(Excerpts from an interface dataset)
=== Section Start ===
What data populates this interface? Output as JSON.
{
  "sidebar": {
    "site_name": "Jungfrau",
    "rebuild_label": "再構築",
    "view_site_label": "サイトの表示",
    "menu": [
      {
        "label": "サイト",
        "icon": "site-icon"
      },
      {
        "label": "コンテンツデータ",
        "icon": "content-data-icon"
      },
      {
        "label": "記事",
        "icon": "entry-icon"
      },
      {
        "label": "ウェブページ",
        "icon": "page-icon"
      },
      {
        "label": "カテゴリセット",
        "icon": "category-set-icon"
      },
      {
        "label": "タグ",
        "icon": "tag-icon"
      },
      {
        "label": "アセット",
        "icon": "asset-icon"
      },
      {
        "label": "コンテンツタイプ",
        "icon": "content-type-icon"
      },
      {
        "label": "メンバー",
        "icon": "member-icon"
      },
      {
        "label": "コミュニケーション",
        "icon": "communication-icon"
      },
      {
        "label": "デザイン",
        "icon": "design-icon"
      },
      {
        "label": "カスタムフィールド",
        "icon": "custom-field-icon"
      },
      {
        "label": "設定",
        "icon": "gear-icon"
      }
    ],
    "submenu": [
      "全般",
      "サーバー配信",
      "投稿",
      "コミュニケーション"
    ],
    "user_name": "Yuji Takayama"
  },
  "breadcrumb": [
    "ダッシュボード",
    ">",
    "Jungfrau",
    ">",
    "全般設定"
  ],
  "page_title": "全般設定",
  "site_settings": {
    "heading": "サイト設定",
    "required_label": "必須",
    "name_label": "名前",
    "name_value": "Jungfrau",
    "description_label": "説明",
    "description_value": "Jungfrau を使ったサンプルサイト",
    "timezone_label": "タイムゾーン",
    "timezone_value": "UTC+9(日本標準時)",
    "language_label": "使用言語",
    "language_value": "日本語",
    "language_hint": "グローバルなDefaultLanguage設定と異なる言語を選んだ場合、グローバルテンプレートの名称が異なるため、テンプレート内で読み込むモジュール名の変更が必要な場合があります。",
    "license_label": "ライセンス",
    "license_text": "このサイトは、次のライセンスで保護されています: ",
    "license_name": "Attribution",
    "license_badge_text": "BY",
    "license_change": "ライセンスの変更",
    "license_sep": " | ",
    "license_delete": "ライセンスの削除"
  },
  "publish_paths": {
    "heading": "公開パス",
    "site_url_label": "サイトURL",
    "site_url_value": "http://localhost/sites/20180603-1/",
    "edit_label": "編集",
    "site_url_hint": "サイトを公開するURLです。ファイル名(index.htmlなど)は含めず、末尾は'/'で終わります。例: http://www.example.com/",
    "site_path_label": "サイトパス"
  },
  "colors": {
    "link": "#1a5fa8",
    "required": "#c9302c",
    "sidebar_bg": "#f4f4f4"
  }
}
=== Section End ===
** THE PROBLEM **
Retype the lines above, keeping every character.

** OUTPUT FOR THIS TASK **
What data populates this interface? Output as JSON.
{
  "sidebar": {
    "site_name": "Jungfrau",
    "rebuild_label": "再構築",
    "view_site_label": "サイトの表示",
    "menu": [
      {
        "label": "サイト",
        "icon": "site-icon"
      },
      {
        "label": "コンテンツデータ",
        "icon": "content-data-icon"
      },
      {
        "label": "記事",
        "icon": "entry-icon"
      },
      {
        "label": "ウェブページ",
        "icon": "page-icon"
      },
      {
        "label": "カテゴリセット",
        "icon": "category-set-icon"
      },
      {
        "label": "タグ",
        "icon": "tag-icon"
      },
      {
        "label": "アセット",
        "icon": "asset-icon"
      },
      {
        "label": "コンテンツタイプ",
        "icon": "content-type-icon"
      },
      {
        "label": "メンバー",
        "icon": "member-icon"
      },
      {
        "label": "コミュニケーション",
        "icon": "communication-icon"
      },
      {
        "label": "デザイン",
        "icon": "design-icon"
      },
      {
        "label": "カスタムフィールド",
        "icon": "custom-field-icon"
      },
      {
        "label": "設定",
        "icon": "gear-icon"
      }
    ],
    "submenu": [
      "全般",
      "サーバー配信",
      "投稿",
      "コミュニケーション"
    ],
    "user_name": "Yuji Takayama"
  },
  "breadcrumb": [
    "ダッシュボード",
    ">",
    "Jungfrau",
    ">",
    "全般設定"
  ],
  "page_title": "全般設定",
  "site_settings": {
    "heading": "サイト設定",
    "required_label": "必須",
    "name_label": "名前",
    "name_value": "Jungfrau",
    "description_label": "説明",
    "description_value": "Jungfrau を使ったサンプルサイト",
    "timezone_label": "タイムゾーン",
    "timezone_value": "UTC+9(日本標準時)",
    "language_label": "使用言語",
    "language_value": "日本語",
    "language_hint": "グローバルなDefaultLanguage設定と異なる言語を選んだ場合、グローバルテンプレートの名称が異なるため、テンプレート内で読み込むモジュール名の変更が必要な場合があります。",
    "license_label": "ライセンス",
    "license_text": "このサイトは、次のライセンスで保護されています: ",
    "license_name": "Attribution",
    "license_badge_text": "BY",
    "license_change": "ライセンスの変更",
    "license_sep": " | ",
    "license_delete": "ライセンスの削除"
  },
  "publish_paths": {
    "heading": "公開パス",
    "site_url_label": "サイトURL",
    "site_url_value": "http://localhost/sites/20180603-1/",
    "edit_label": "編集",
    "site_url_hint": "サイトを公開するURLです。ファイル名(index.htmlなど)は含めず、末尾は'/'で終わります。例: http://www.example.com/",
    "site_path_label": "サイトパス"
  },
  "colors": {
    "link": "#1a5fa8",
    "required": "#c9302c",
    "sidebar_bg": "#f4f4f4"
  }
}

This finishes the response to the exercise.